Director Quileute Natural Resources
Quinault Indian Nation
Joe Schumacker has been working with the Quinault Indian Nation on the west coast of Washington State for fourteen years. During that time he has managed many of the tribe's fisheries including salmon, groundfish and shellfish. Joe has been an active participant for the Quinault Nation at the Pacific Fisheries Management Council and has worked with all of the Washington coastal tribes on marine science issues including; benthic habitat characterization, harmful algal blooms and toxin analysis, improving fisheries assessments off the Washington coast, improving management of coastal crab fisheries and assessments of intertidal coastal habitat. Joe has represented the Quinault Nation on the Grays Harbor Marine Resources Committee (GH MRC), Olympic Coast National Marine Sanctuary Advisory Council and the Intergovernmental Policy Council (IPC) working with the Sanctuary. Joe was appointed by the Secretary of Commerce to represent U.S. Tribes on the Marine Protected Areas Federal Advisory Committee in 2009 and still holds that position.

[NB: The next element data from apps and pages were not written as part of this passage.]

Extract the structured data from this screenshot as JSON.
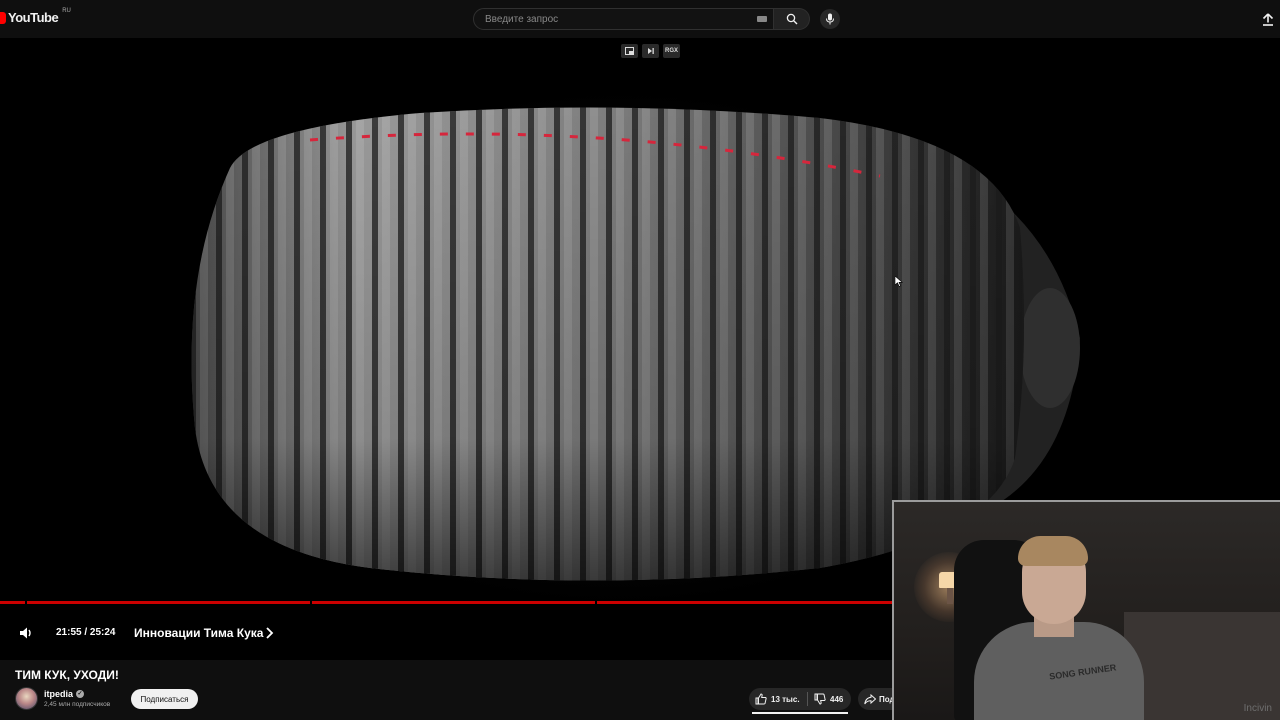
{
  "header": {
    "logo_text": "YouTube",
    "region": "RU",
    "search_placeholder": "Введите запрос",
    "icons": [
      "keyboard-icon",
      "search-icon",
      "mic-icon",
      "upload-icon"
    ]
  },
  "player": {
    "miniplayer_labels": {
      "speed": "RGX"
    },
    "progress_fraction": 0.8697,
    "time_display": "21:55 / 25:24",
    "chapter_title": "Инновации Тима Кука",
    "accent_color": "#cc0000"
  },
  "video_info": {
    "title": "ТИМ КУК, УХОДИ!",
    "channel": {
      "name": "itpedia",
      "verified_mark": "✓",
      "subscribers": "2,45 млн подписчиков"
    },
    "subscribe_label": "Подписаться",
    "likes": "13 тыс.",
    "dislikes": "446",
    "share_label": "Под"
  },
  "webcam": {
    "shirt_text": "SONG RUNNER",
    "watermark": "Incivin"
  }
}
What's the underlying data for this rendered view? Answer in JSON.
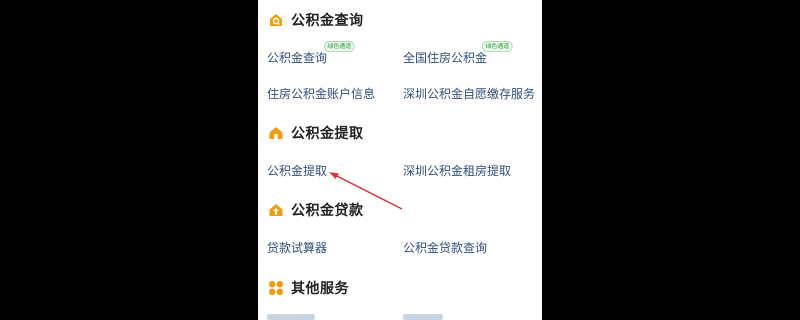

For more information, please contact Chris.ButlerMinor@noaa.gov